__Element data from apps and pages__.
* * * * * * *

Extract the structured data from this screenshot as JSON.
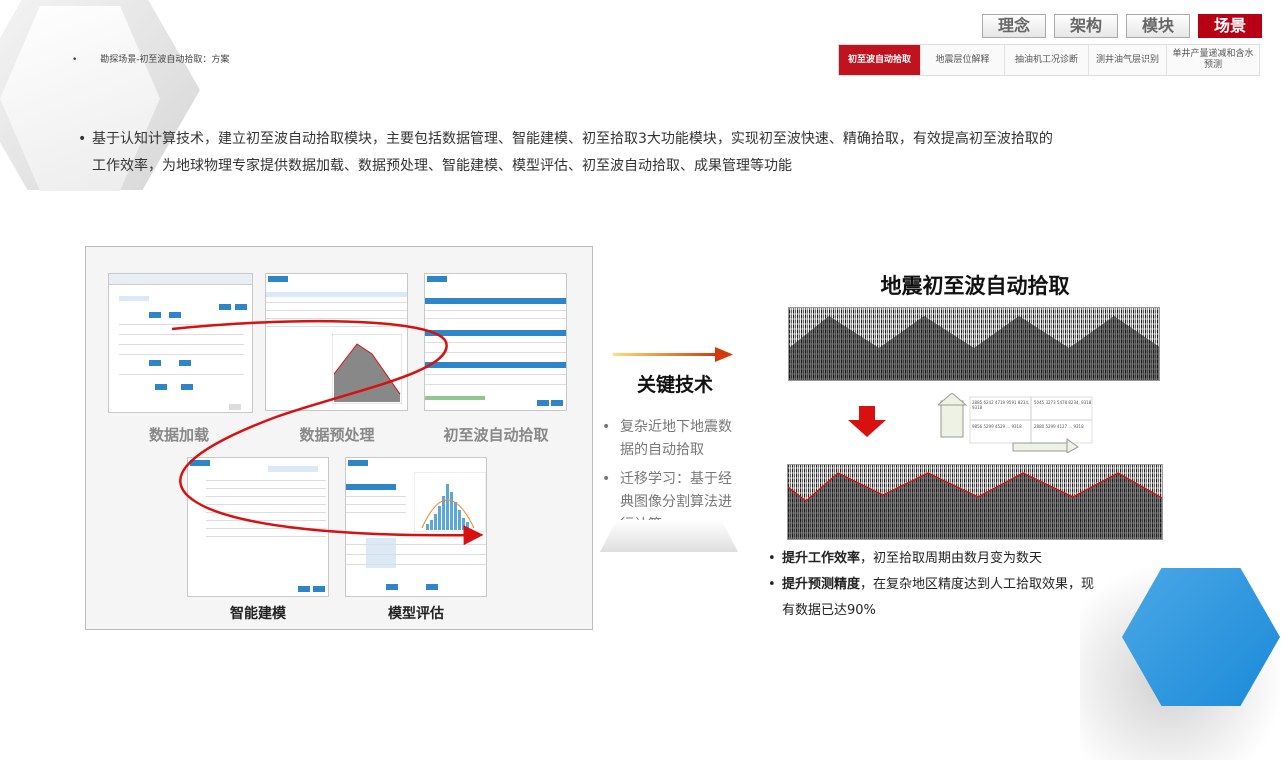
{
  "breadcrumb": "勘探场景-初至波自动拾取：方案",
  "tabs_top": [
    "理念",
    "架构",
    "模块",
    "场景"
  ],
  "active_top_tab": "场景",
  "subtabs": [
    "初至波自动拾取",
    "地震层位解释",
    "抽油机工况诊断",
    "测井油气层识别",
    "单井产量递减和含水预测"
  ],
  "active_subtab": "初至波自动拾取",
  "intro": {
    "line1": "基于认知计算技术，建立初至波自动拾取模块，主要包括数据管理、智能建模、初至拾取3大功能模块，实现初至波快速、精确拾取，有效提高初至波拾取的",
    "line2": "工作效率，为地球物理专家提供数据加载、数据预处理、智能建模、模型评估、初至波自动拾取、成果管理等功能"
  },
  "workflow": {
    "step1": "数据加载",
    "step2": "数据预处理",
    "step3": "初至波自动拾取",
    "step4": "智能建模",
    "step5": "模型评估"
  },
  "key_tech": {
    "title": "关键技术",
    "item1": "复杂近地下地震数据的自动拾取",
    "item2": "迁移学习：基于经典图像分割算法进行计算"
  },
  "right": {
    "title": "地震初至波自动拾取",
    "cell1": "2885 6242 4719 9591 8234, 9318",
    "cell2": "5045 3273 5478 8234, 9318",
    "cell3": "9856 5299 4529 ... 9318",
    "cell4": "2880 5299 4127 ... 9318"
  },
  "results": {
    "r1_bold": "提升工作效率",
    "r1_text": "，初至拾取周期由数月变为数天",
    "r2_bold": "提升预测精度",
    "r2_text": "，在复杂地区精度达到人工拾取效果，现",
    "r2_text2": "有数据已达90%"
  },
  "colors": {
    "accent_red": "#b80014",
    "curve_red": "#d81010",
    "ui_blue": "#2e86c9",
    "hex_blue": "#1b8ad8"
  }
}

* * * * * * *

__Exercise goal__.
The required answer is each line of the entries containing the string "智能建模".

__Expected output__.
    "line1": "基于认知计算技术，建立初至波自动拾取模块，主要包括数据管理、智能建模、初至拾取3大功能模块，实现初至波快速、精确拾取，有效提高初至波拾取的",
    "line2": "工作效率，为地球物理专家提供数据加载、数据预处理、智能建模、模型评估、初至波自动拾取、成果管理等功能"
    "step4": "智能建模",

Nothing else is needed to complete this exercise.